However, it is the three governments’ responsibility to comply with the panels’ decisions, even if they are unfavorable, and to make sure that rulings are fully enforced. Not doing so undermines the value of the USMCA dispute settlement mechanism and the agreement itself.

High standards, heightened scrutiny

Second, Mexico has been subject to scrutiny on labor and environmental matters, reflecting US and Canadian national priorities and their need to respond to political pressure from their own domestic constituencies. Regarding labor, under the Rapid Response Labor Mechanism, the United States has initiated eleven cases against Mexico, and Canada has initiated one. Mexico’s labor authority has sought to address the concerns raised in each case, avoiding sanctions and prohibitions on exports.

On environmental matters, Mexico has faced questioning from its partners regarding compliance with its environmental legislation and its USMCA obligations. For example, in February 2022, the United States requested consultations with Mexico on the protection of the vaquita porpoise, which is associated with totoaba illegal fishing. In May 2023, the US Fish and Wildlife Service determined that Mexico has not done enough to prevent the illegal trafficking of totoaba, so later this month, US President Joe Biden could decide to impose an embargo on the trade of wildlife products from Mexico, in line with Mexico’s Convention on International Trade in Endangered Species of Wild Fauna and Flora obligations, which are also recognized in the USMCA. In labor and environmental affairs, the United States and Canada have used and may continue to use the USMCA mechanisms to pressure Mexico to comply with its obligations, since these issues are key to their own domestic political agendas.

Unfinished business

Third, Mexico has yet to fully implement several USMCA provisions.

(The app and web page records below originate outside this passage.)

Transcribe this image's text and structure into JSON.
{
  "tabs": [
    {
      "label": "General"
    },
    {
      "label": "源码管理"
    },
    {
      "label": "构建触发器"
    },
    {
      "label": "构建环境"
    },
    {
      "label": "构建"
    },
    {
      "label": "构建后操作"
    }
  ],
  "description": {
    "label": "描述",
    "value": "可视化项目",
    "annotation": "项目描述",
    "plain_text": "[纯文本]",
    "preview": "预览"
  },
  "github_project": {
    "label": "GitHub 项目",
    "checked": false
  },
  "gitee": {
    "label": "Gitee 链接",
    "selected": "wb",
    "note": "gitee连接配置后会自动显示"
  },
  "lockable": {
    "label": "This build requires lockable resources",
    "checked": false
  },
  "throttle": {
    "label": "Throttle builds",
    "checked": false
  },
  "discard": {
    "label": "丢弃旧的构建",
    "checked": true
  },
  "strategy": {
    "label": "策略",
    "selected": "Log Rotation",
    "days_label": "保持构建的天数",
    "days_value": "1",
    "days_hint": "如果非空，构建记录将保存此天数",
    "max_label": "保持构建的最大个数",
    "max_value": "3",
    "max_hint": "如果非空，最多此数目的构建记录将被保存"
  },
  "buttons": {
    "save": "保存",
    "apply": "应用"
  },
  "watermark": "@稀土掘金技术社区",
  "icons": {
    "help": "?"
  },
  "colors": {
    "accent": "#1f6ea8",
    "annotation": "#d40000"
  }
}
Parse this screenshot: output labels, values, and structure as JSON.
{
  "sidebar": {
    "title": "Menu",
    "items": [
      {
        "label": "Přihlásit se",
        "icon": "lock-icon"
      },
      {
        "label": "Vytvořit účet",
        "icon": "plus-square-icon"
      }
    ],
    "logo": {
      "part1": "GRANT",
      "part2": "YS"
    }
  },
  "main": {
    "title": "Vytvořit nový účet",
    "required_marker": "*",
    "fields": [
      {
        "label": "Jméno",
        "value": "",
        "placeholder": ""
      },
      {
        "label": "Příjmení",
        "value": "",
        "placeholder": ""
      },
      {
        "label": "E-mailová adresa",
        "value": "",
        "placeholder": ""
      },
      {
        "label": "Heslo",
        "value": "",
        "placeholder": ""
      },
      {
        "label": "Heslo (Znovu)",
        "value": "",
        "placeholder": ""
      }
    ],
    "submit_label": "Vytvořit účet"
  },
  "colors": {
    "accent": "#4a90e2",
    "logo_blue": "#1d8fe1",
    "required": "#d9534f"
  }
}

These include the Asia-Pacific Economic Cooperation Cross-Border Privacy Rules Framework, established in Chapter 19, which is already overdue. In addition, Mexico will have to become a signatory to the 1991 agreement of the International Union for the Protection of New Varieties of Plants as provided in Chapter 20. Likewise, the USMCA has a built-in agenda of future negotiations, such as the inclusion at the sub-federal level of provisions on state-owned companies and designated monopolies (Chapter 22), which should have been concluded in June 2023. Mexico needs to make sure that these provisions are enforced according to its USMCA commitments, since this will align its regulations and policies with those of its North American partners.

At the halfway point between USMCA’s entry into force and its first joint review, Mexico has seen a substantial increase in its trade and investment flows, which are key engines for its economic growth. However, Mexico still faces serious challenges in the full implementation of its commitments and in making sure that the United States also complies with a panel report favorable to Mexico. It is in Mexico’s interest to fully comply with the agreement while also requesting compliance from the United States, since that will provide certainty and predictability to investors in the region. This will facilitate the agreement’s extension at the six-year review in 2026 and will allow Mexico to promote opportunities for North American productive integration and the relocation of supply chains.

Luz María de la Mora is a nonresident senior fellow with the Atlantic Council’s Adrienne Arsht Latin America Center, where she supports the Center’s Mexico work. From December 2018 to October 2022, she served as undersecretary of foreign trade in the Mexican Secretariat of Economy, during which she helped implement the USMCA.

Further reading

Image: A truck of the Mexican company Olympics bearing Mexican and U.S. flags approaches the border crossing into the U.S., in Laredo October 21, 2011. The Mexican transport truck carrying a ten-foot drill on Friday crossed into the United States and punitive tariffs were suspended as the two nations fulfilled a promise to resolve a longstanding trade dispute.